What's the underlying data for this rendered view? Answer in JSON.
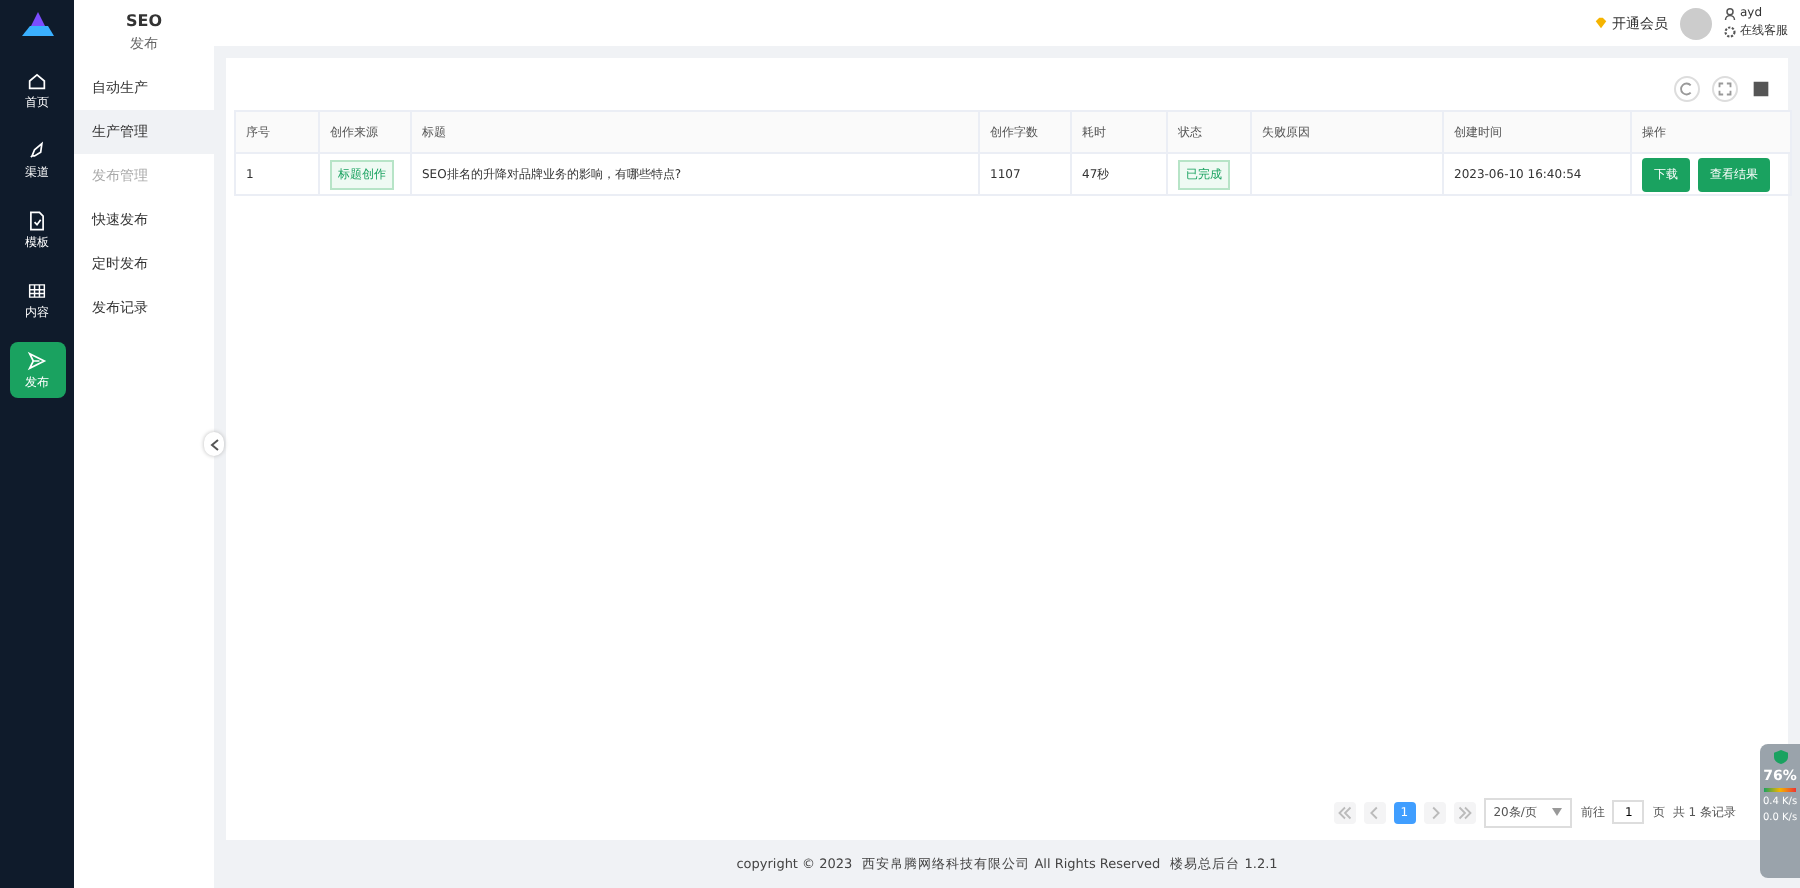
{
  "rail": {
    "items": [
      {
        "label": "首页",
        "selected": false
      },
      {
        "label": "渠道",
        "selected": false
      },
      {
        "label": "模板",
        "selected": false
      },
      {
        "label": "内容",
        "selected": false
      },
      {
        "label": "发布",
        "selected": true
      }
    ]
  },
  "submenu": {
    "title": "SEO",
    "section": "发布",
    "items": [
      {
        "label": "自动生产",
        "selected": false,
        "disabled": false
      },
      {
        "label": "生产管理",
        "selected": true,
        "disabled": false
      },
      {
        "label": "发布管理",
        "selected": false,
        "disabled": true
      },
      {
        "label": "快速发布",
        "selected": false,
        "disabled": false
      },
      {
        "label": "定时发布",
        "selected": false,
        "disabled": false
      },
      {
        "label": "发布记录",
        "selected": false,
        "disabled": false
      }
    ]
  },
  "header": {
    "vip": "开通会员",
    "user": "ayd",
    "service": "在线客服"
  },
  "table": {
    "columns": [
      "序号",
      "创作来源",
      "标题",
      "创作字数",
      "耗时",
      "状态",
      "失败原因",
      "创建时间",
      "操作"
    ],
    "rows": [
      {
        "index": "1",
        "source": "标题创作",
        "title": "SEO排名的升降对品牌业务的影响，有哪些特点?",
        "words": "1107",
        "duration": "47秒",
        "status": "已完成",
        "created": "2023-06-10 16:40:54",
        "actions": [
          "下载",
          "查看结果"
        ]
      }
    ]
  },
  "pagination": {
    "pages": [
      {
        "label": "1",
        "selected": true
      }
    ],
    "page_size": "20条/页",
    "goto": "前往",
    "goto_value": "1",
    "page_unit": "页",
    "total": "共 1 条记录"
  },
  "footer": {
    "copyright": "copyright © 2023",
    "company": "西安帛腾网络科技有限公司 All Rights Reserved",
    "version": "楼易总后台 1.2.1"
  },
  "monitor": {
    "percent": "76",
    "unit": "%",
    "up": "0.4",
    "up_unit": "K/s",
    "down": "0.0",
    "down_unit": "K/s"
  }
}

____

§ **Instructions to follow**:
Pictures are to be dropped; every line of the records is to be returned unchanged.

§ **Your response**:
What's the underlying data for this rendered view? Answer in JSON.
{
  "rail": {
    "items": [
      {
        "label": "首页",
        "selected": false
      },
      {
        "label": "渠道",
        "selected": false
      },
      {
        "label": "模板",
        "selected": false
      },
      {
        "label": "内容",
        "selected": false
      },
      {
        "label": "发布",
        "selected": true
      }
    ]
  },
  "submenu": {
    "title": "SEO",
    "section": "发布",
    "items": [
      {
        "label": "自动生产",
        "selected": false,
        "disabled": false
      },
      {
        "label": "生产管理",
        "selected": true,
        "disabled": false
      },
      {
        "label": "发布管理",
        "selected": false,
        "disabled": true
      },
      {
        "label": "快速发布",
        "selected": false,
        "disabled": false
      },
      {
        "label": "定时发布",
        "selected": false,
        "disabled": false
      },
      {
        "label": "发布记录",
        "selected": false,
        "disabled": false
      }
    ]
  },
  "header": {
    "vip": "开通会员",
    "user": "ayd",
    "service": "在线客服"
  },
  "table": {
    "columns": [
      "序号",
      "创作来源",
      "标题",
      "创作字数",
      "耗时",
      "状态",
      "失败原因",
      "创建时间",
      "操作"
    ],
    "rows": [
      {
        "index": "1",
        "source": "标题创作",
        "title": "SEO排名的升降对品牌业务的影响，有哪些特点?",
        "words": "1107",
        "duration": "47秒",
        "status": "已完成",
        "created": "2023-06-10 16:40:54",
        "actions": [
          "下载",
          "查看结果"
        ]
      }
    ]
  },
  "pagination": {
    "pages": [
      {
        "label": "1",
        "selected": true
      }
    ],
    "page_size": "20条/页",
    "goto": "前往",
    "goto_value": "1",
    "page_unit": "页",
    "total": "共 1 条记录"
  },
  "footer": {
    "copyright": "copyright © 2023",
    "company": "西安帛腾网络科技有限公司 All Rights Reserved",
    "version": "楼易总后台 1.2.1"
  },
  "monitor": {
    "percent": "76",
    "unit": "%",
    "up": "0.4",
    "up_unit": "K/s",
    "down": "0.0",
    "down_unit": "K/s"
  }
}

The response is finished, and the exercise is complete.